● Instructions to follow
Where in the data below does the word "from" appear? Copy every line that has it.

● Web page and app entries
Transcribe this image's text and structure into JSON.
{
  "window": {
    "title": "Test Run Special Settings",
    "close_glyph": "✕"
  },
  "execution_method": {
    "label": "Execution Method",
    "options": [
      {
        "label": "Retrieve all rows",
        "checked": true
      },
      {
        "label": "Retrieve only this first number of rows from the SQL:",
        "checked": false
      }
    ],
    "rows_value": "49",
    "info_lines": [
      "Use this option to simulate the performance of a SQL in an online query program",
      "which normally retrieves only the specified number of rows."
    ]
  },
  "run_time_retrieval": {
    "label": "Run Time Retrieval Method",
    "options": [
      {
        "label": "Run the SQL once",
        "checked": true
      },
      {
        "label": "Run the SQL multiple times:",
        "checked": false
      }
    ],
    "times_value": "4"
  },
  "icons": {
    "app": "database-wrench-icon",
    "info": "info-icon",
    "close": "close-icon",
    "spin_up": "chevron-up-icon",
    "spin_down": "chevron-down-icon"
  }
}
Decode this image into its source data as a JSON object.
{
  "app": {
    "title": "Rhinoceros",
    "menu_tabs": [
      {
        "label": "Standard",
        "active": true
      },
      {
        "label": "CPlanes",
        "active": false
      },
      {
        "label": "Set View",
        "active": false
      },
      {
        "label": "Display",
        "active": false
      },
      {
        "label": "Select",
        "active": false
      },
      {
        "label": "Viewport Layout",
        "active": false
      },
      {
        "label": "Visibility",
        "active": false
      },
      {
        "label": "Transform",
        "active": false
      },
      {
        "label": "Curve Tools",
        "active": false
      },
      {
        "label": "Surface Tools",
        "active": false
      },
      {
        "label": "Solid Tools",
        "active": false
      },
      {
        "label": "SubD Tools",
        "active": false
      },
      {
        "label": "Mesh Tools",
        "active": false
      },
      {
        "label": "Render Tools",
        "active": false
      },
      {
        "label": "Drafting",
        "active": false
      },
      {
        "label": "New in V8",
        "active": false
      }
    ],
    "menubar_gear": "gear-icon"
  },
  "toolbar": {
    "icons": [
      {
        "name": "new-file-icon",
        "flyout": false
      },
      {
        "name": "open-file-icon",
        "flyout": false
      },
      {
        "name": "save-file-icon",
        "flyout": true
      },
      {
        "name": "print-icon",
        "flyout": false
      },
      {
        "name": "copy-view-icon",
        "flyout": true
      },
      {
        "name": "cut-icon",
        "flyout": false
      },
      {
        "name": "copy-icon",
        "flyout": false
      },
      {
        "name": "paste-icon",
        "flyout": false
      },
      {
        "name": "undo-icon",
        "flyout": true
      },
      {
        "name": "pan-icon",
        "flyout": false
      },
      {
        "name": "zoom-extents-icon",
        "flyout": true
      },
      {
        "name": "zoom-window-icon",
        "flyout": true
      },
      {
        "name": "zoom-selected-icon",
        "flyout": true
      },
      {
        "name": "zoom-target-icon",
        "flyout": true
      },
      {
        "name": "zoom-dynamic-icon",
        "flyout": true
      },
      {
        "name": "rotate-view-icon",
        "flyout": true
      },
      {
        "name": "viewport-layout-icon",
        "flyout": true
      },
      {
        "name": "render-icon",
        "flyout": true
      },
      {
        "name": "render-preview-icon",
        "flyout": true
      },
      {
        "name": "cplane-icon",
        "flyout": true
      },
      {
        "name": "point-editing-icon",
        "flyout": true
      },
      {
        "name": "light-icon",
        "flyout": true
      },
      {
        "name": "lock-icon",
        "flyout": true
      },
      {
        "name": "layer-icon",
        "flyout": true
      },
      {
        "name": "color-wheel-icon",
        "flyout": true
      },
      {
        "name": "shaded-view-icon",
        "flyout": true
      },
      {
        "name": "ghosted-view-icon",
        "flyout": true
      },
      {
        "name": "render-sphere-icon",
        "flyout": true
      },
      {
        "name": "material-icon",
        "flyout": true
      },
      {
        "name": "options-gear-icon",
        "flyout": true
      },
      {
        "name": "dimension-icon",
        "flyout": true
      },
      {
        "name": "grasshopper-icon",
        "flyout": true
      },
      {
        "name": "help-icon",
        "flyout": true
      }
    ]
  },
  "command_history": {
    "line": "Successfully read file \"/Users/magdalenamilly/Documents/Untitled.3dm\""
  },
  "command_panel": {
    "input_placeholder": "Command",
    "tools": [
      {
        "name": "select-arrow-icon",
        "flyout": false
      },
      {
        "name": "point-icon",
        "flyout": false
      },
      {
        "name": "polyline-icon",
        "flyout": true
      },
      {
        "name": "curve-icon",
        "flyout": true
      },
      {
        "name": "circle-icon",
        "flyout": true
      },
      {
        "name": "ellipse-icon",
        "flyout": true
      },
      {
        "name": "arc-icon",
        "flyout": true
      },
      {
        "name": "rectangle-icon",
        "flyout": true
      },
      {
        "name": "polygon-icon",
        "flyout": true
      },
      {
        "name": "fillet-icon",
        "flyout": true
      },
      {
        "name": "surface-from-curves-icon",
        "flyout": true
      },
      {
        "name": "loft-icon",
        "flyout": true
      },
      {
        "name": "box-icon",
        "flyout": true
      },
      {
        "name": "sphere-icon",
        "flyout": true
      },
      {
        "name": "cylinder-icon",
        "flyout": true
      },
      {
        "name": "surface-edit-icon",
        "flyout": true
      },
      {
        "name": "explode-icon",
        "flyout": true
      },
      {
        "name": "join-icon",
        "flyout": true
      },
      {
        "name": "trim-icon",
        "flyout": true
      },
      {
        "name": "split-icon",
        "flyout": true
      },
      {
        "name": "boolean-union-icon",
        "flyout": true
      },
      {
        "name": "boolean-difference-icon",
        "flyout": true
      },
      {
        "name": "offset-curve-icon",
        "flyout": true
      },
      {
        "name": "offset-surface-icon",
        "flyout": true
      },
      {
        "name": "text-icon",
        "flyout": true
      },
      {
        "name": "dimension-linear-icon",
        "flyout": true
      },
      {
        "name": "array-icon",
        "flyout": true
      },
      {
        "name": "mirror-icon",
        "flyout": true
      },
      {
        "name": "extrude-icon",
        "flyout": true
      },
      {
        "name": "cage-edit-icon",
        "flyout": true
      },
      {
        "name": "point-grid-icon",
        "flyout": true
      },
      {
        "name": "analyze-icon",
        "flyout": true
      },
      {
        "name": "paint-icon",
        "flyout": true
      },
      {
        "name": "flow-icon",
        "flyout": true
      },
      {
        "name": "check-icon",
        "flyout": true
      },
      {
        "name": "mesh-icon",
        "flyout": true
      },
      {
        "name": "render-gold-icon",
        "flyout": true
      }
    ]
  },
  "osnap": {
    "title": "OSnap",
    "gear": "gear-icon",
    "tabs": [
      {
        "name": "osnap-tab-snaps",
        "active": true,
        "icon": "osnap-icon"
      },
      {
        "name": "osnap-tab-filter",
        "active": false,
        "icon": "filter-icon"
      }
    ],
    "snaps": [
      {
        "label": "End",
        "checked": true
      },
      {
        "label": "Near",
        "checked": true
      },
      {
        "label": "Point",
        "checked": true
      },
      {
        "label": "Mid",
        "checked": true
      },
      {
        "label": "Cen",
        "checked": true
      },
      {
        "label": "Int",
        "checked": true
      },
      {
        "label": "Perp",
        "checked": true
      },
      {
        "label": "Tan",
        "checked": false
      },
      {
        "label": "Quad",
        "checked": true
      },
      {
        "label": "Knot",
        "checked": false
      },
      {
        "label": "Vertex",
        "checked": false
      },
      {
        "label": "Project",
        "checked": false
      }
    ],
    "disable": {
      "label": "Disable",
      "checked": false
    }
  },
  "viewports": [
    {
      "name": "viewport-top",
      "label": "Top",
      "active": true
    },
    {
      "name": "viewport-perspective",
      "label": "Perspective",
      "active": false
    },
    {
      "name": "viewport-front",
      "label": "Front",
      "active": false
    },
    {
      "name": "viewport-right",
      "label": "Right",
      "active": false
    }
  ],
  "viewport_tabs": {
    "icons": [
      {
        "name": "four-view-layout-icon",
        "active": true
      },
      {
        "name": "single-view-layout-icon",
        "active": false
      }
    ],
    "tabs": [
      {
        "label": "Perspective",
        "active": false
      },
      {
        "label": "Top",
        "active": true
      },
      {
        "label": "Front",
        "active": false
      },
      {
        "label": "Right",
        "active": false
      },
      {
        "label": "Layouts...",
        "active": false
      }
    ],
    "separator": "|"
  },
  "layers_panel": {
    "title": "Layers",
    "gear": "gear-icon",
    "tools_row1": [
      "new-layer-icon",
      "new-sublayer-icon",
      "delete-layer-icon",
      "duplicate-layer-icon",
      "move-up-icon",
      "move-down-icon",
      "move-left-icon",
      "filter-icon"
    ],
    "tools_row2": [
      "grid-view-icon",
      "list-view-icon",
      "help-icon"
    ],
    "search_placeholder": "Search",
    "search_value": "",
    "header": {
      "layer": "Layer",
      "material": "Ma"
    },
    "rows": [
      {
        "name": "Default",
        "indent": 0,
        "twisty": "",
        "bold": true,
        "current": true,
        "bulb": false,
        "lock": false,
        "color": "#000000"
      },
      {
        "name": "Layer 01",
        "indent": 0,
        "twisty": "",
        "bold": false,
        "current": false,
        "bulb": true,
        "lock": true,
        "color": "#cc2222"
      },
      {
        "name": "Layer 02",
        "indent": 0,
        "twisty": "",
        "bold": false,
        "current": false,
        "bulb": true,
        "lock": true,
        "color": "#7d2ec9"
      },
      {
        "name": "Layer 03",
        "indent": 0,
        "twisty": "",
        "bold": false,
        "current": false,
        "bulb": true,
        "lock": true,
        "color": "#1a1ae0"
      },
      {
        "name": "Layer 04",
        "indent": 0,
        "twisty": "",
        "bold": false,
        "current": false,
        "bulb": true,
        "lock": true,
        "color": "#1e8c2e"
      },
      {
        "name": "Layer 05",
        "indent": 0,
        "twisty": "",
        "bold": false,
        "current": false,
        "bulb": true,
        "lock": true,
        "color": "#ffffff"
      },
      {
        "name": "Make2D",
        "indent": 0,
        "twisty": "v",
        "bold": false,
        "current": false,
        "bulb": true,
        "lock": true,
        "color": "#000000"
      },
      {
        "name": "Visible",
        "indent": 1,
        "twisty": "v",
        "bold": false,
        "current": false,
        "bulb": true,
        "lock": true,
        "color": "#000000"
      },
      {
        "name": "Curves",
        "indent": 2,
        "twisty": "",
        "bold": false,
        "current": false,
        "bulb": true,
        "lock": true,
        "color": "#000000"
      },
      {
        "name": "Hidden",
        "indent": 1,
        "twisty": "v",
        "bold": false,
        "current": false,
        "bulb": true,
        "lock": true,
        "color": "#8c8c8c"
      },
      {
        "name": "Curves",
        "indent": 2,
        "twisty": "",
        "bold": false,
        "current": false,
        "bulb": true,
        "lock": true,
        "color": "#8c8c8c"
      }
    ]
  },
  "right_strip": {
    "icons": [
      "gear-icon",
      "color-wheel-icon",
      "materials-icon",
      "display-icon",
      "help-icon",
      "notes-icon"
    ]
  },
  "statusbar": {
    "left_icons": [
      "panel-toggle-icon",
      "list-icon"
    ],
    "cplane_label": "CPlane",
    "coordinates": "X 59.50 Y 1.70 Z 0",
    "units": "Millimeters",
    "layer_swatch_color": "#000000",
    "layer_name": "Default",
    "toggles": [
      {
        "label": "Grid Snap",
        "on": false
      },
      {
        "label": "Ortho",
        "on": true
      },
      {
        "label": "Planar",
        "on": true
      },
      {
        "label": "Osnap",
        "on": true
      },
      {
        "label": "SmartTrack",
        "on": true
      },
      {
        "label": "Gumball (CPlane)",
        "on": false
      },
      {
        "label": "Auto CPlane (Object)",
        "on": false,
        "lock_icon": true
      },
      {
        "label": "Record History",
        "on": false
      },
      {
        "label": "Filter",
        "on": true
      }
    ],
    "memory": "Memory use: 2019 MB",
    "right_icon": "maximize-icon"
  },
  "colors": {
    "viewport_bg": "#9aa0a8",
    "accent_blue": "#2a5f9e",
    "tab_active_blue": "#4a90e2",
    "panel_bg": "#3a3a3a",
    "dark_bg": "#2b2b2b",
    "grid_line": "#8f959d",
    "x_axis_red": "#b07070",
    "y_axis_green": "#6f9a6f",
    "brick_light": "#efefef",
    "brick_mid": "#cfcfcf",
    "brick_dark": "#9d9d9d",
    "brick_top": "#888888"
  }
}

● Finished task
        "label": "Retrieve only this first number of rows from the SQL:",
        "name": "surface-from-curves-icon",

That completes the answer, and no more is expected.